"The Net is a great marketing tool for realtors. Those agents that aren't using the Net to attract customers or as a way to help customers sell their homes, are really missing the boat."--Kevin Roth *

"Today 87 percent of Web home shoppers use a real estate agent or broker, while 76 percent of traditional buyers work with an agent."--Joan Raymond *

"With Realtor.com, we have created the platform on which organized real estate can build a more efficient, consumer-friendly digital transaction that secures Realtors as the first point of contact with consumers." Dennis R. Cronk *

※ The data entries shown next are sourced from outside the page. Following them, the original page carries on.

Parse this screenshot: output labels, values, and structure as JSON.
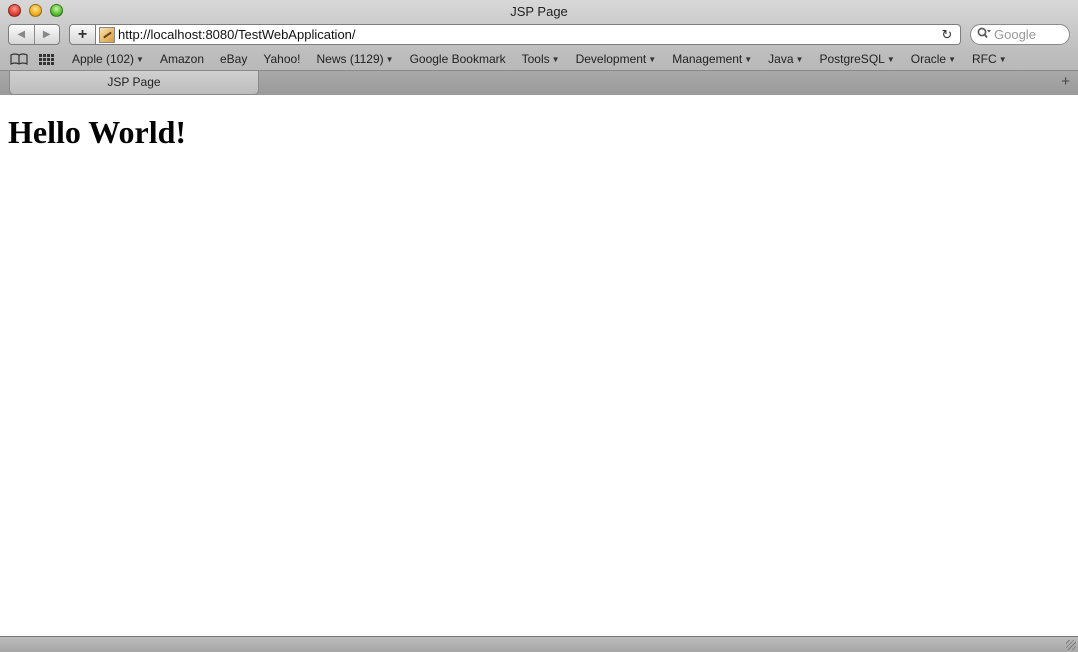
{
  "window": {
    "title": "JSP Page"
  },
  "toolbar": {
    "back_icon": "back-arrow-icon",
    "forward_icon": "forward-arrow-icon",
    "add_label": "+",
    "url": "http://localhost:8080/TestWebApplication/",
    "search_placeholder": "Google"
  },
  "bookmarks": {
    "items": [
      {
        "label": "Apple (102)",
        "menu": true
      },
      {
        "label": "Amazon",
        "menu": false
      },
      {
        "label": "eBay",
        "menu": false
      },
      {
        "label": "Yahoo!",
        "menu": false
      },
      {
        "label": "News (1129)",
        "menu": true
      },
      {
        "label": "Google Bookmark",
        "menu": false
      },
      {
        "label": "Tools",
        "menu": true
      },
      {
        "label": "Development",
        "menu": true
      },
      {
        "label": "Management",
        "menu": true
      },
      {
        "label": "Java",
        "menu": true
      },
      {
        "label": "PostgreSQL",
        "menu": true
      },
      {
        "label": "Oracle",
        "menu": true
      },
      {
        "label": "RFC",
        "menu": true
      }
    ]
  },
  "tabs": [
    {
      "label": "JSP Page"
    }
  ],
  "page": {
    "heading": "Hello World!"
  }
}
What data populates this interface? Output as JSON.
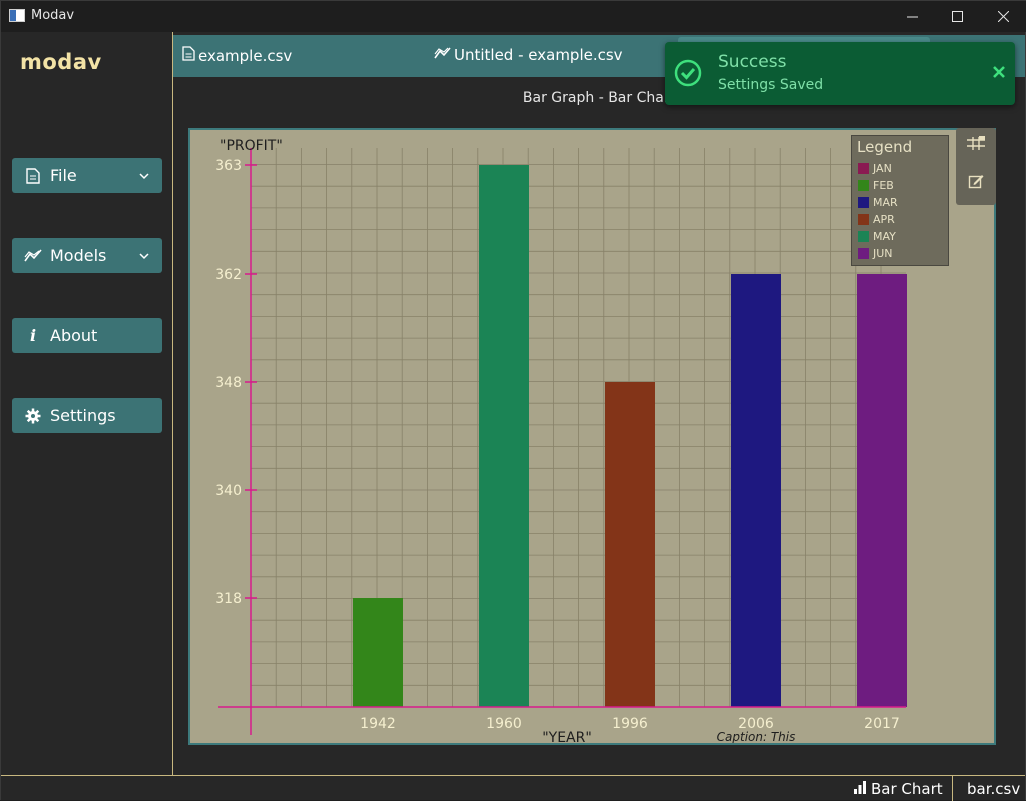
{
  "window": {
    "title": "Modav"
  },
  "sidebar": {
    "logo": "modav",
    "items": [
      {
        "label": "File",
        "icon": "file-icon",
        "has_dropdown": true
      },
      {
        "label": "Models",
        "icon": "line-chart-icon",
        "has_dropdown": true
      },
      {
        "label": "About",
        "icon": "info-icon",
        "has_dropdown": false
      },
      {
        "label": "Settings",
        "icon": "gear-icon",
        "has_dropdown": false
      }
    ]
  },
  "tabs": [
    {
      "label": "example.csv",
      "icon": "file-icon"
    },
    {
      "label": "Untitled - example.csv",
      "icon": "line-chart-icon"
    }
  ],
  "toast": {
    "title": "Success",
    "message": "Settings Saved",
    "icon": "check-circle-icon",
    "close_icon": "close-icon",
    "color": "#0b5c34"
  },
  "chart_header": "Bar Graph - Bar Chart",
  "toolbar": {
    "tools": [
      "grid-toggle-icon",
      "edit-icon"
    ]
  },
  "chart_data": {
    "type": "bar",
    "ylabel": "\"PROFIT\"",
    "xlabel": "\"YEAR\"",
    "caption": "Caption: This",
    "categories": [
      "1942",
      "1960",
      "1996",
      "2006",
      "2017"
    ],
    "y_tick_labels": [
      "318",
      "340",
      "348",
      "362",
      "363"
    ],
    "y_tick_level": [
      1,
      2,
      3,
      4,
      5
    ],
    "values_level": [
      1,
      5,
      3,
      4,
      4
    ],
    "bar_colors": [
      "#33861a",
      "#1b8455",
      "#833418",
      "#1e1880",
      "#6e1c80"
    ],
    "legend": {
      "title": "Legend",
      "items": [
        {
          "label": "JAN",
          "color": "#8a1a52"
        },
        {
          "label": "FEB",
          "color": "#33861a"
        },
        {
          "label": "MAR",
          "color": "#1e1880"
        },
        {
          "label": "APR",
          "color": "#833418"
        },
        {
          "label": "MAY",
          "color": "#1b8455"
        },
        {
          "label": "JUN",
          "color": "#6e1c80"
        }
      ]
    },
    "grid": true,
    "axis_color": "#d81b8c",
    "tick_label_color": "#f5efcf"
  },
  "statusbar": {
    "chart_type": "Bar Chart",
    "file": "bar.csv"
  }
}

"We've looked into systems that track transactions online, whereby a sales associate and a customer can work together online. But, many salespeople aren't ready for it. Technologies are emerging that are making that a possibility, but sales people still have some catching up to do." --David Griffith *